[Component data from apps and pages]

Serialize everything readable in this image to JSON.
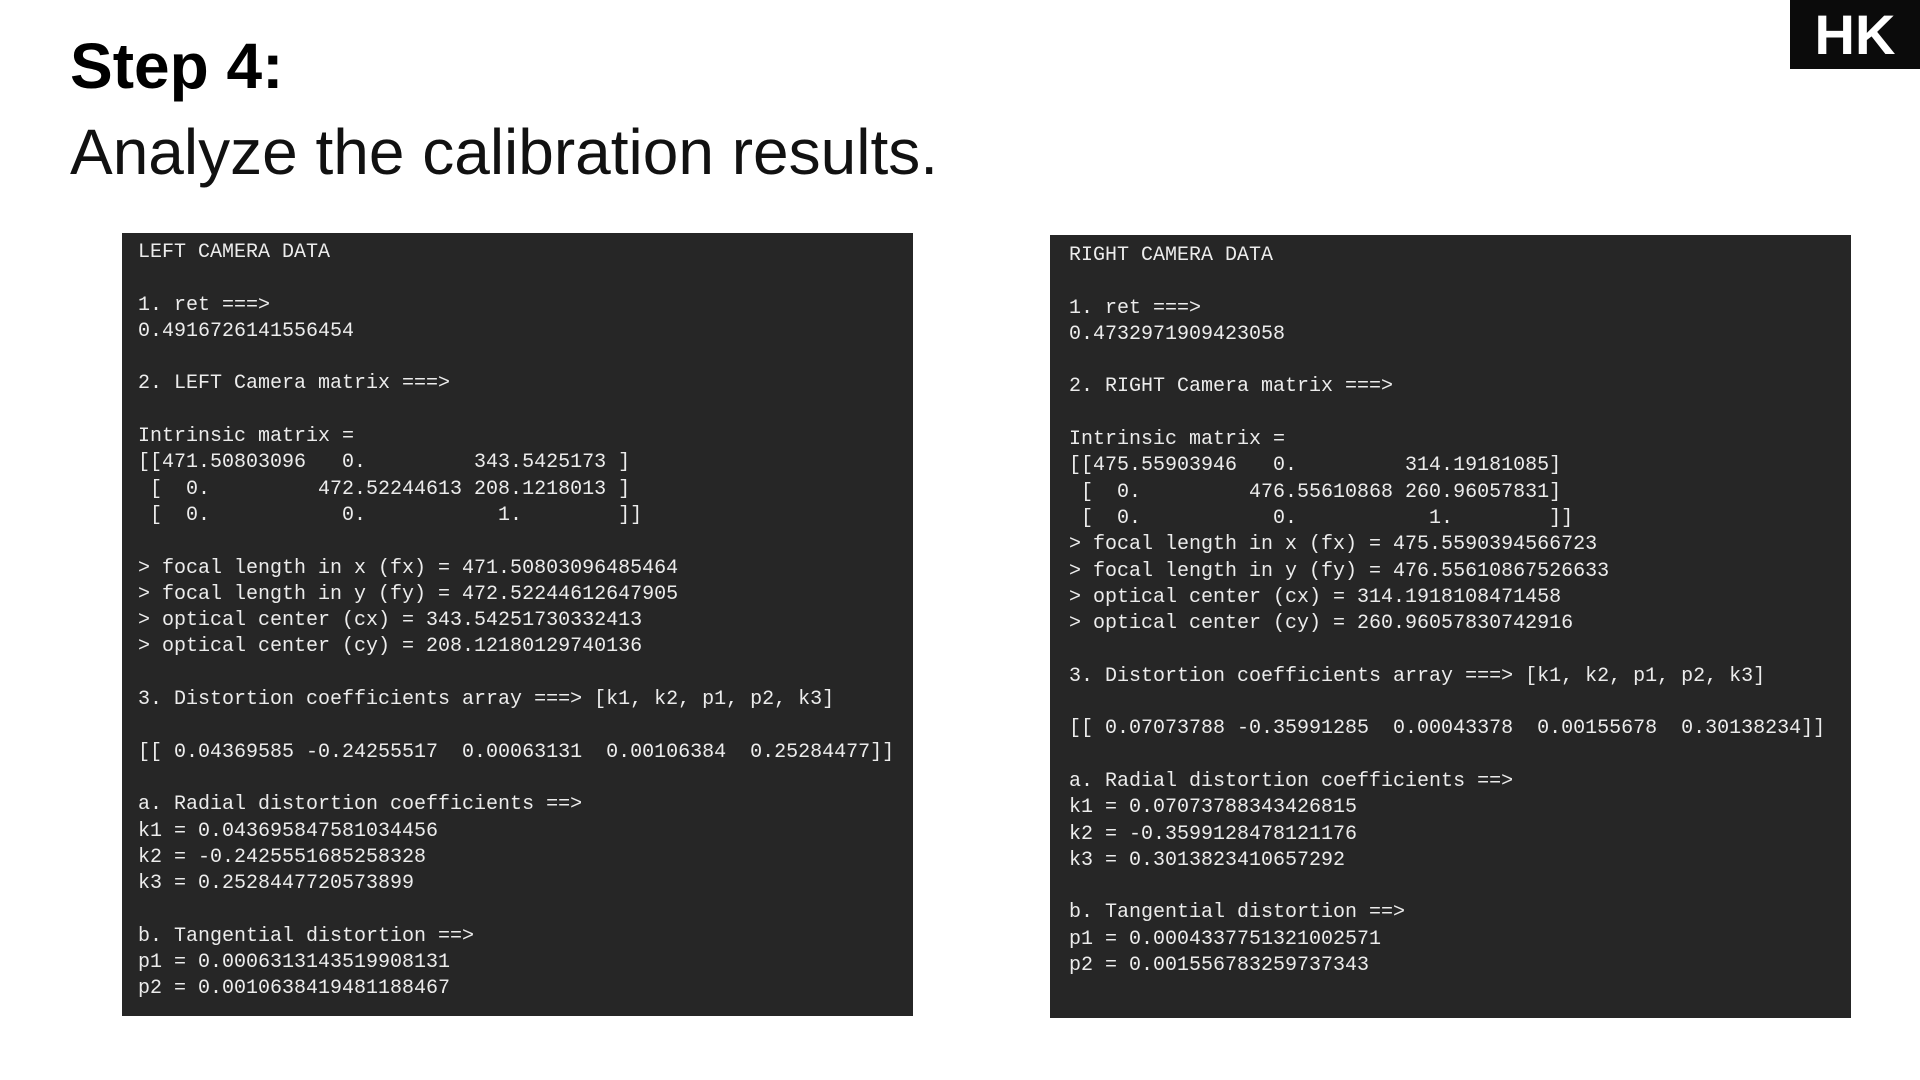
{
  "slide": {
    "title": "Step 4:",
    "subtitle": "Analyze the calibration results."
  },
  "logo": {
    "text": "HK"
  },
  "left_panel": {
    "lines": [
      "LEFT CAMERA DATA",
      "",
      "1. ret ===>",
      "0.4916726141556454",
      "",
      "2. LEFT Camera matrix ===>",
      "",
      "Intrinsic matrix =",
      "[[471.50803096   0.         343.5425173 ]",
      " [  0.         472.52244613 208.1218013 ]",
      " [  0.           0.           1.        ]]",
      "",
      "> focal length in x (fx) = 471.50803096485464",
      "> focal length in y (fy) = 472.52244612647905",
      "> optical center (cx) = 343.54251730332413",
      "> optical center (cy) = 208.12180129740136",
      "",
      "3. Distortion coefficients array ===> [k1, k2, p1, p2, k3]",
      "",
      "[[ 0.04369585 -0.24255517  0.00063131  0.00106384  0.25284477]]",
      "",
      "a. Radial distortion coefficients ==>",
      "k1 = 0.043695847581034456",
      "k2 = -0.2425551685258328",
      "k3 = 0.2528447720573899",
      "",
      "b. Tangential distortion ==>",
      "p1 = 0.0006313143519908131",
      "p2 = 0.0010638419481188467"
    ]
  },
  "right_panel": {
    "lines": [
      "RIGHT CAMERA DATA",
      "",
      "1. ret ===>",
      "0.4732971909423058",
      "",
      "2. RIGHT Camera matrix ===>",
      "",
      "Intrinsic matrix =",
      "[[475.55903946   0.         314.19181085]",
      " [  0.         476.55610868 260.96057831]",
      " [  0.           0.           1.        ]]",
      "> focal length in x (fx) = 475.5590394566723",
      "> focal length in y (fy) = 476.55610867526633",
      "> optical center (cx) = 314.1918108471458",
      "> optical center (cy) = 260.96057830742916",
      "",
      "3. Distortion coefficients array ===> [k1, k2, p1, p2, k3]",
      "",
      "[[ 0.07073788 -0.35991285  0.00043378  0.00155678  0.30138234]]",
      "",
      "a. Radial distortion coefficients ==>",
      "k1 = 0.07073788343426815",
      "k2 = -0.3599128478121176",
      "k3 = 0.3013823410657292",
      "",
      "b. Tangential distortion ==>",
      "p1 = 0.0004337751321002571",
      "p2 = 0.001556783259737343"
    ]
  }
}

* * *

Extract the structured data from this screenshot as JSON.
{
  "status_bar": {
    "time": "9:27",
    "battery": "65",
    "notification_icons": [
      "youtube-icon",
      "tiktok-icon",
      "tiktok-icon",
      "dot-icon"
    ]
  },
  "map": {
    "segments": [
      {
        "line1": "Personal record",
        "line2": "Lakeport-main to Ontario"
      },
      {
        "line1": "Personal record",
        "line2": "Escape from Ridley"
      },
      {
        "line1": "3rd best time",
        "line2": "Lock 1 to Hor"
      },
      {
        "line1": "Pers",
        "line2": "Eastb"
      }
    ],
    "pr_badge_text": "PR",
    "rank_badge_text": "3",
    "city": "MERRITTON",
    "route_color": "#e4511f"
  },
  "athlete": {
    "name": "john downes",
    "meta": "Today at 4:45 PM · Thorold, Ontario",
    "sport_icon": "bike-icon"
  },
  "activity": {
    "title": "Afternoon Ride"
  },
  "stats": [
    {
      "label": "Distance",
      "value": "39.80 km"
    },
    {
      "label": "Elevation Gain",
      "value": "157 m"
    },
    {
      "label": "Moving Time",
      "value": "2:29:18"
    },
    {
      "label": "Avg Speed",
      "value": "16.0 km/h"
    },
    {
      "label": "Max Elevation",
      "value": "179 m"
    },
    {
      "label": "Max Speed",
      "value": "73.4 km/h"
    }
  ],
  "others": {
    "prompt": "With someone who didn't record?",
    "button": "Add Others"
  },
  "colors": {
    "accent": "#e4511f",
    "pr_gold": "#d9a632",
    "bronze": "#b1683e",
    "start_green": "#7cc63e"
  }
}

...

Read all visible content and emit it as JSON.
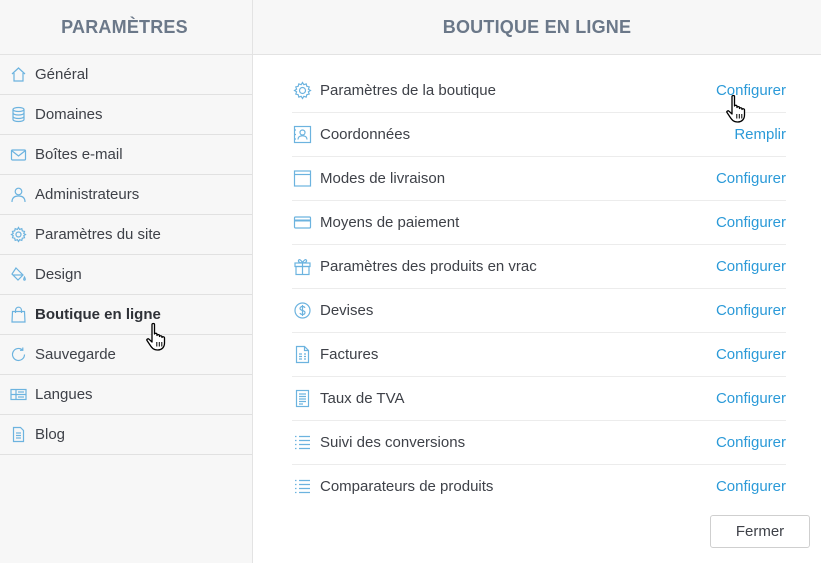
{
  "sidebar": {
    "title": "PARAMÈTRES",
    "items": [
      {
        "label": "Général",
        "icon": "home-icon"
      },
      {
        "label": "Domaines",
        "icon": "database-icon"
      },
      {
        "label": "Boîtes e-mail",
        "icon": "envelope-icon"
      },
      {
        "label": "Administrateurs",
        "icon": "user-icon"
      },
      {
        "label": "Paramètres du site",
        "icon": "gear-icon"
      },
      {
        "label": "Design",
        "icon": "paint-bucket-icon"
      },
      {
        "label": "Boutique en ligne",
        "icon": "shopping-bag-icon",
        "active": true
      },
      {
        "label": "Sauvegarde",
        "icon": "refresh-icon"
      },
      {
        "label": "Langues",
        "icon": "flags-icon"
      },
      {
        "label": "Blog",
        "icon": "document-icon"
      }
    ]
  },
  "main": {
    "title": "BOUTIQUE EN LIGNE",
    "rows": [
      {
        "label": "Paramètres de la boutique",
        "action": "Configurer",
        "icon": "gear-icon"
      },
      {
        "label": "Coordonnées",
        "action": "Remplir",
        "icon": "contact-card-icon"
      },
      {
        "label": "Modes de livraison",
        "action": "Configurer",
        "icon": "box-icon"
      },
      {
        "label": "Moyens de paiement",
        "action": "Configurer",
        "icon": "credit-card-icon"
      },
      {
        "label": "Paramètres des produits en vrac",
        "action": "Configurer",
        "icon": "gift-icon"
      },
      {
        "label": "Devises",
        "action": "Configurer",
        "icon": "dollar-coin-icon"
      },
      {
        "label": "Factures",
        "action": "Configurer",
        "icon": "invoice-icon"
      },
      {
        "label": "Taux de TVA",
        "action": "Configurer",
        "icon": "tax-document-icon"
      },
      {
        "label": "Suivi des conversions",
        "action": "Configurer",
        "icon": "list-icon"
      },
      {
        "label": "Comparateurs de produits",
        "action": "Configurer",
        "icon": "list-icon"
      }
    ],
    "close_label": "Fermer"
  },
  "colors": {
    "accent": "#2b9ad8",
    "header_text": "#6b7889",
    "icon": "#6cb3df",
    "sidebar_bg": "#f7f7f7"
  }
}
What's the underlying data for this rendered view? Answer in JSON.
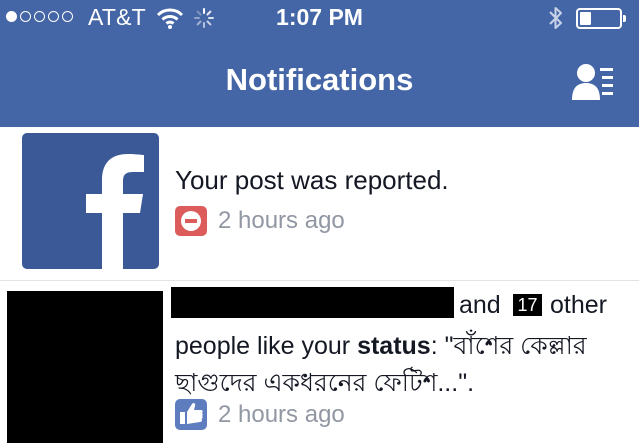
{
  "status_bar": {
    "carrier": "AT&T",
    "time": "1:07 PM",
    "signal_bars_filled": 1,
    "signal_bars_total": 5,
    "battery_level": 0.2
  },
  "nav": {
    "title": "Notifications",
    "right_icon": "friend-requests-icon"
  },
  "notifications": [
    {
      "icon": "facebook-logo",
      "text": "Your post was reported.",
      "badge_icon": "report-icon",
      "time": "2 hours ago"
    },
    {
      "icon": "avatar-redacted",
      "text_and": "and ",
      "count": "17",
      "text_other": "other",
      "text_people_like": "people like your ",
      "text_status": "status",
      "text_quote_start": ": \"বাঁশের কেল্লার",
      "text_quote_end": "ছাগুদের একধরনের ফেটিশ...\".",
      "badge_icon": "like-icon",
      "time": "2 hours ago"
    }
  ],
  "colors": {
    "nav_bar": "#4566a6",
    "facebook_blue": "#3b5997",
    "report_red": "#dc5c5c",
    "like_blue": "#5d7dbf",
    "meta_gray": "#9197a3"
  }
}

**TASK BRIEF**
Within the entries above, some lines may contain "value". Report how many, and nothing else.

**RESPONSE**
6